Comments on: Card of the Week: 1981 Topps #130 Larry Gura This and that about baseball stats. Tue, 16 Jul 2013 17:01:55 +0000 hourly 1 By: Jeff Wise Sat, 22 Jan 2011 04:36:55 +0000 I own that card! Actually, I own several of those cards. Yes, worth nothing but I still have my Larry Gura cards.

By: Tmckelv Fri, 21 Jan 2011 11:06:10 +0000 The baseball card set was actually the 3rd of the 4 major sport sets to go to the "All-Star designation on the players main card" format.

The Football card sets started that in 1971. Then Topps went to the All-Pro subset in 1972 and had no All-Pro indication at all in 1973. Again had the All-Pro designation on the regular card in 1974. Finally a 2 player-per-card subset in 1975 and reverted back to regular issue card All-Pros in 1976 where it stayed for many years (into the 1990's - long after baseball gave it up).

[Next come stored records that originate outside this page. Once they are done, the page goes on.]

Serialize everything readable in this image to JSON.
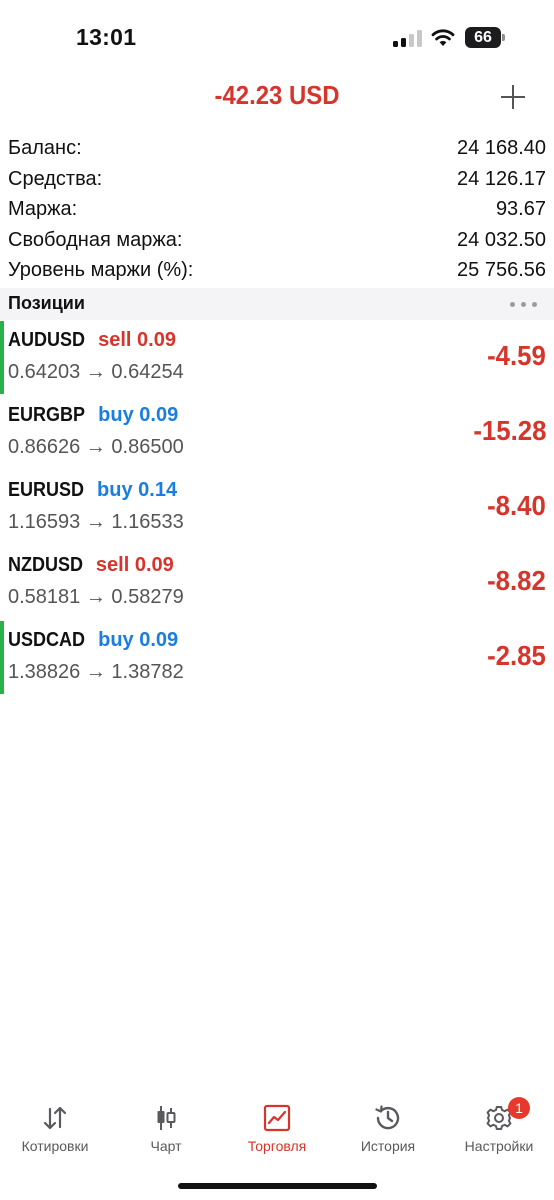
{
  "status_bar": {
    "time": "13:01",
    "battery": "66"
  },
  "header": {
    "total_profit": "-42.23 USD"
  },
  "summary": [
    {
      "label": "Баланс:",
      "value": "24 168.40"
    },
    {
      "label": "Средства:",
      "value": "24 126.17"
    },
    {
      "label": "Маржа:",
      "value": "93.67"
    },
    {
      "label": "Свободная маржа:",
      "value": "24 032.50"
    },
    {
      "label": "Уровень маржи (%):",
      "value": "25 756.56"
    }
  ],
  "positions": {
    "title": "Позиции",
    "items": [
      {
        "symbol": "AUDUSD",
        "side": "sell",
        "volume": "0.09",
        "open": "0.64203",
        "arrow": "→",
        "current": "0.64254",
        "profit": "-4.59",
        "highlighted": true
      },
      {
        "symbol": "EURGBP",
        "side": "buy",
        "volume": "0.09",
        "open": "0.86626",
        "arrow": "→",
        "current": "0.86500",
        "profit": "-15.28",
        "highlighted": false
      },
      {
        "symbol": "EURUSD",
        "side": "buy",
        "volume": "0.14",
        "open": "1.16593",
        "arrow": "→",
        "current": "1.16533",
        "profit": "-8.40",
        "highlighted": false
      },
      {
        "symbol": "NZDUSD",
        "side": "sell",
        "volume": "0.09",
        "open": "0.58181",
        "arrow": "→",
        "current": "0.58279",
        "profit": "-8.82",
        "highlighted": false
      },
      {
        "symbol": "USDCAD",
        "side": "buy",
        "volume": "0.09",
        "open": "1.38826",
        "arrow": "→",
        "current": "1.38782",
        "profit": "-2.85",
        "highlighted": true
      }
    ]
  },
  "nav": {
    "items": [
      {
        "label": "Котировки",
        "icon": "quotes-arrows-icon"
      },
      {
        "label": "Чарт",
        "icon": "candlestick-icon"
      },
      {
        "label": "Торговля",
        "icon": "trade-chart-icon",
        "active": true
      },
      {
        "label": "История",
        "icon": "history-clock-icon"
      },
      {
        "label": "Настройки",
        "icon": "gear-icon",
        "badge": "1"
      }
    ]
  },
  "colors": {
    "loss": "#d6352b",
    "buy": "#1a7de0",
    "sell": "#d6352b",
    "indicator": "#27b34a",
    "badge": "#e8372d"
  }
}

The Basketball Sets started a little later (1973-74 set) but were more consistent with the format with only 1976-77 using a subset (which included James Silas' afro as I mentioned in a previous card thread) up through 1979-80. Then back to a subset (on the ill-fated mini-cards) and no designation at all on the last topps set in 1981-82.

Hockey started in 1976-77 (after baseball) and kept it through 1979-80 before returning to subsets for the last 2 topps sets.

By: Bruce Markusen Fri, 21 Jan 2011 05:02:40 +0000 Glad to see "Card of the Week" back. I was beginning to think it had left the premises completely!

By: John Autin Thu, 20 Jan 2011 22:06:08 +0000 @9, Night Owl -- Thanks for clarifying. I guess I overlooked the phrase "all-star starter" in the opening. Doink!

By: Tmckelv Thu, 20 Jan 2011 19:35:46 +0000 @8 John Q,

I was unsuccessfully trying to be funny, meaning if you tried come up with a list of great NL starters of the 1970's, you would probably list Carlton before those other guys.

I did not mean to imply that the selections of the individual season's NL Starters were incorrect. Those were great seasons by Messersmith, Reuss, Jones, etc. and were well-deserved selections.

By: Steve Thu, 20 Jan 2011 18:28:37 +0000 Stone got the benefit of having his own manager, Earl Weaver managed the 1980 All Star game as a result of being the World Series participant the previous year

By: night owl Thu, 20 Jan 2011 17:49:22 +0000 @10 That was the issue, Andy. Blasted Chrome. Thanks.

By: Andy Thu, 20 Jan 2011 17:41:49 +0000 Night Owl, if you're using Chrome, that seems to have some trouble displaying images. I've had a lot of problems with this, but I am pretty confident that the image is uploaded properly.

Is anybody else having trouble seeing the images?

By: night owl Thu, 20 Jan 2011 17:29:37 +0000 @JA

I guess my point is that from my vantage point at the time, the players with All-Star cards were exclusively starters on the All-Star team the preceding year (unless they were injured as mentioned before).

The pitcher may not have selected by the fans, but he was selected to start by the manager, and it was reflected on the player's card the following year. It was like that from 75-80 for the most part, until '81 when Topps did its own selecting and added pitchers who did not start as All-Stars the previous year.

And why is the image of the front of the Gura card not there?

By: John Q Thu, 20 Jan 2011 17:14:17 +0000 @6 tmckelv,

"NL P - Steve Carlton first time after such "superstars" as Messersmith (75), Reuss (76), R.Jones (77) and actual stars Sutton (78) and Blue (79)"

I don't see Messersmith, Reuss, and Jones being bad all star selections.

Messersmith was one of the best pitchers of the mid 70's and should have won the Cy Young over Marshall in '74. He finished in the Top Five in H/9 eight times in his career. He's one of only 10 pitchers to have 8+ seasons in the top Five in H/9.

Reuss had flashes when he pitched great like 1975, 1980, and 1981.

And Randy Jones was the eventual Cy Young award winner in 1976.